EXERCISE OBJECTIVE: Your job is to restate each entry word for word.

Interface dataset entries:

==*==

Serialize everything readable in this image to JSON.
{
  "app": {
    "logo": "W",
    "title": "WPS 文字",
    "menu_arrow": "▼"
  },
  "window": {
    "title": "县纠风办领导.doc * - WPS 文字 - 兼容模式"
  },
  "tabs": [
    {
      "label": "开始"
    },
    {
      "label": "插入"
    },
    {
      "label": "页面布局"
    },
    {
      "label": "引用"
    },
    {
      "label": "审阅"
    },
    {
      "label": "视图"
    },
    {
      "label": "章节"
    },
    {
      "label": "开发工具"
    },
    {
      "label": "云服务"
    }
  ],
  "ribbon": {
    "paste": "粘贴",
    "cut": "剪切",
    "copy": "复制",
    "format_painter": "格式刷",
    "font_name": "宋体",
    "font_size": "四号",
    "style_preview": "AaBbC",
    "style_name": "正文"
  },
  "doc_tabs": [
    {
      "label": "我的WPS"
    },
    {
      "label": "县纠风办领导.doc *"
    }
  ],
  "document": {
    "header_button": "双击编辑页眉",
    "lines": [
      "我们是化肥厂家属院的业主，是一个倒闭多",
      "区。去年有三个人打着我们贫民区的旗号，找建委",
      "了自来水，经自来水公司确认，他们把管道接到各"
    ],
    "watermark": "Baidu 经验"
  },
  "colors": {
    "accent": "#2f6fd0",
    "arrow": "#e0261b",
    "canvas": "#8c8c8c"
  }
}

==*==

WRITTEN SOLUTION:
Serialize everything readable in this image to JSON.
{
  "app": {
    "logo": "W",
    "title": "WPS 文字",
    "menu_arrow": "▼"
  },
  "window": {
    "title": "县纠风办领导.doc * - WPS 文字 - 兼容模式"
  },
  "tabs": [
    {
      "label": "开始"
    },
    {
      "label": "插入"
    },
    {
      "label": "页面布局"
    },
    {
      "label": "引用"
    },
    {
      "label": "审阅"
    },
    {
      "label": "视图"
    },
    {
      "label": "章节"
    },
    {
      "label": "开发工具"
    },
    {
      "label": "云服务"
    }
  ],
  "ribbon": {
    "paste": "粘贴",
    "cut": "剪切",
    "copy": "复制",
    "format_painter": "格式刷",
    "font_name": "宋体",
    "font_size": "四号",
    "style_preview": "AaBbC",
    "style_name": "正文"
  },
  "doc_tabs": [
    {
      "label": "我的WPS"
    },
    {
      "label": "县纠风办领导.doc *"
    }
  ],
  "document": {
    "header_button": "双击编辑页眉",
    "lines": [
      "我们是化肥厂家属院的业主，是一个倒闭多",
      "区。去年有三个人打着我们贫民区的旗号，找建委",
      "了自来水，经自来水公司确认，他们把管道接到各"
    ],
    "watermark": "Baidu 经验"
  },
  "colors": {
    "accent": "#2f6fd0",
    "arrow": "#e0261b",
    "canvas": "#8c8c8c"
  }
}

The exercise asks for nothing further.